A couple of weeks ago, I had the opportunity to race a half-ironman in Augusta, Ga. I loved every minute of it. Yes, it was the hardest thing I have ever done. And yes, when I finished I cursed the ground for keeping me in motion for 6 hours.
But it was awesome. Every part of it was worth it.
I had to check my bike in the night before because there was so many people in the race. So, we got to the race site and just walked around for a bit. 3,500 bikes in the transition. The rack I put my bike on was right next to the one which read, “pro men.” Really? I’m going to be out there with the best of the best? Yep.
I walked down to the swim exit and saw a line of yellow buoys literally as far as I could see. Seriously, standing at the exit, I couldn’t even see the start line. It was awesome.
Had christmas come early? Or was this better then christmas? It was close…

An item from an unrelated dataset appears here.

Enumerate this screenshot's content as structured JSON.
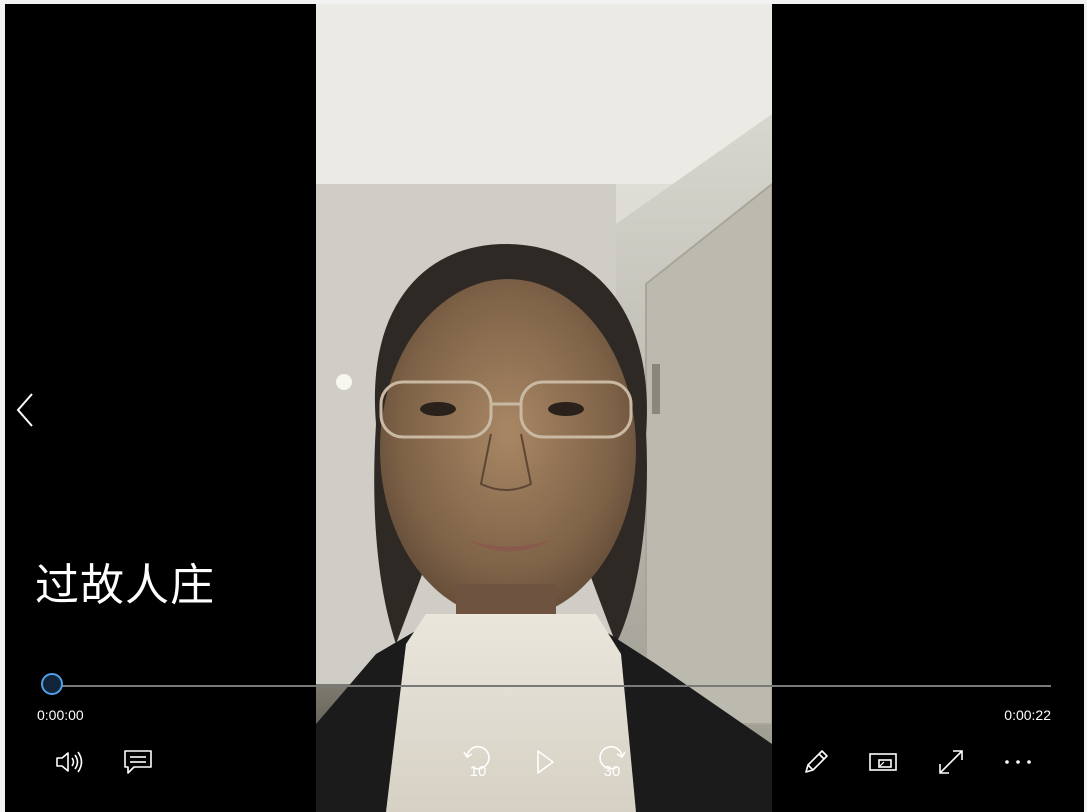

Cars all over town had 70.3, 13.1, 26.2, and 140.6 stickers (I hope to add the last two in the near future). The Ironman logo tattoo was everywhere. It was like the whole city was waiting in anticipation for racers all over the country to burn holes in the pavement. You could smell the excitement.
Race morning came. I went to transition and spent some time with bike just to make sure it was ready to go. I grabbed my swim gear and hopped the bus to the start. I put my cap on and walked out on the dock. The cannon went off and I jumped in. The water felt good. I got kicked in the face. I pushed someone out of my way and started swimming to the end I couldn’t see. And I smiled the whole way.
I realized something as I was racing, my mind was right. I was enjoying every mile. Never once had I been nervous. All because I was prepared. I knew in my heart I had done everything I could do. I knew in my heart that after training in the Rockies (above 6,500ft in elevation) for three months had made me strong. I knew I was in the best shape of my life.
And so I raced with joy in my heart and a smile on face. Now, imagine if I knew I wasn’t prepared. 70.3 miles would have seen an impossible mountain to climb. I probably would have been so nervous I’d have lost my breakfast and race would have been a very different experience.
Here’s the reality, triathlon is absolutely a race against yourself. I’ll never be a pro, so I’m not really racing anyone but me. Being unprepared would really only affect one person: me.
But in my world of student ministry, being unprepared can be a disaster. Every Sunday is an opportunity to lead a student into a growing relationship with Jesus. What if it’s their first time? What if they decided they were going to try church one last time? Where would my lack of preparation leave them? What about my small group leaders who are giving so much to pour into the lives of students? What’s at stake if my preparation is poor on a Sunday morning? A lot.
Every Sunday is the Super Bowl. I need to act like it.
Are you preparing well? Do you have good systems in place? Do you have people in your life challenging you to get better?
Here is what I’m learning: When incredible opportunity is met with passionate preparation the results can be astounding.